Finding Agile Solutions 
for LNG Producers
Case Study 01:

Finding Agile Solutions
for LNG Producers

The Latest H-100 Gas Turbine and
State-of-art Compressor Technologies


Liquified Natural Gas is the world’s fastest-growing source of gas supply, which has opened new trade routes between major producing nations such as the U.S., Canada and the fast-growing economies of Asia.

The established economies of Japan, China, and South Korea dominate current demand. But emerging markets, including India, Bangladesh and Pakistan, are also adopting LNG to improve access to gas supplies. LNG offers a lucrative export market for economies rich in natural gas.


Balancing Supply and Demand

An estimated 132 billion cubic meters of new LNG production capacity will be added globally in the next few years, causing a rebalancing of the market in which supply could exceed demand sometime in the early 2020s.

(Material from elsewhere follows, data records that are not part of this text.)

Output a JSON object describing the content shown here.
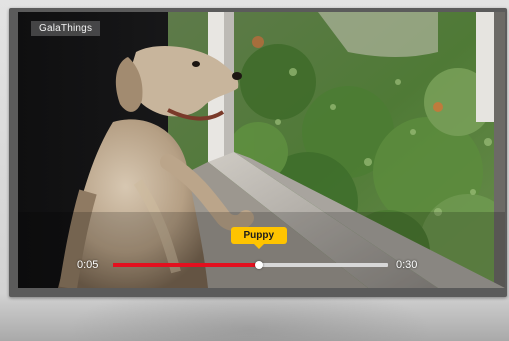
{
  "player": {
    "watermark": "GalaThings",
    "current_time": "0:05",
    "duration": "0:30",
    "preview_label": "Puppy",
    "progress_fraction": 0.53
  },
  "colors": {
    "progress_fill": "#e3101f",
    "progress_track": "#d8d8d8",
    "tooltip_bg": "#ffc400"
  },
  "icons": {
    "scrubber": "circle-handle-icon"
  }
}
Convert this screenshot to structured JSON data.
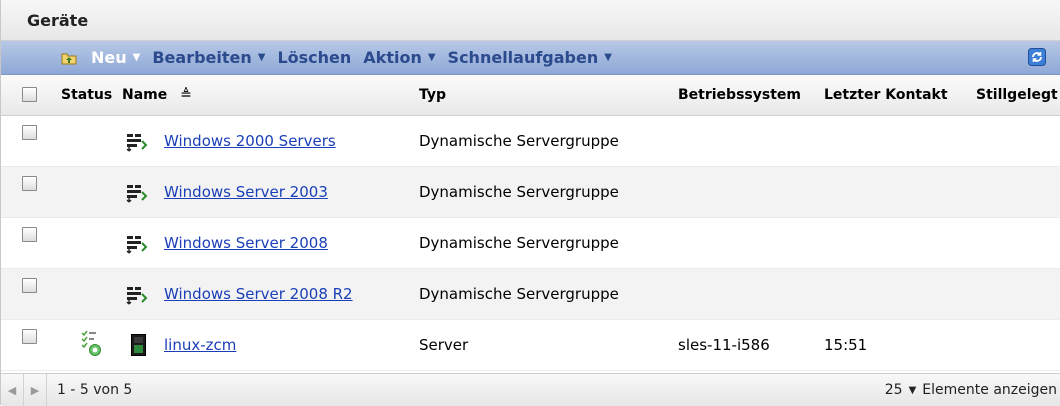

Preparing for Increased Demand and Fierce Competition During Periods of Oversupply

LNG owners and operators investing in new production facilities must consider the impact of short-term oversupply, even if the long-term trend is for exponential growth in demand.

To future-proof LNG production facilities in preparation for both scenarios, owners and operators must ensure their liquefaction trains are efficient, flexible, and reliable.

Consider an LNG plant case study where high ambient conditions and lower liquefaction efficiency has become an issue that is hurting productivity and increasing production costs. The ageing facility has been operating for more than a quarter of a century with several LNG trains reliant on older gas turbines, which are fast approaching the end of their useful life.

Throughout that time, problems with the helper motors have restricted these trains from achieving the full production levels for which they were designed. The ageing equipment requires frequent – and often costly – maintenance attention.

In what is predicted to become a fiercely competitive market, this producer will need a competitive edge. If it is to achieve this by replacing its ageing infrastructure, its new turbines will need to be able to:

Boost liquefaction efficiency and reliability
Easily replace the older infrastructure, with minimal downtime and disruption to production
Give enough production flexibility to quickly adapt to a changing market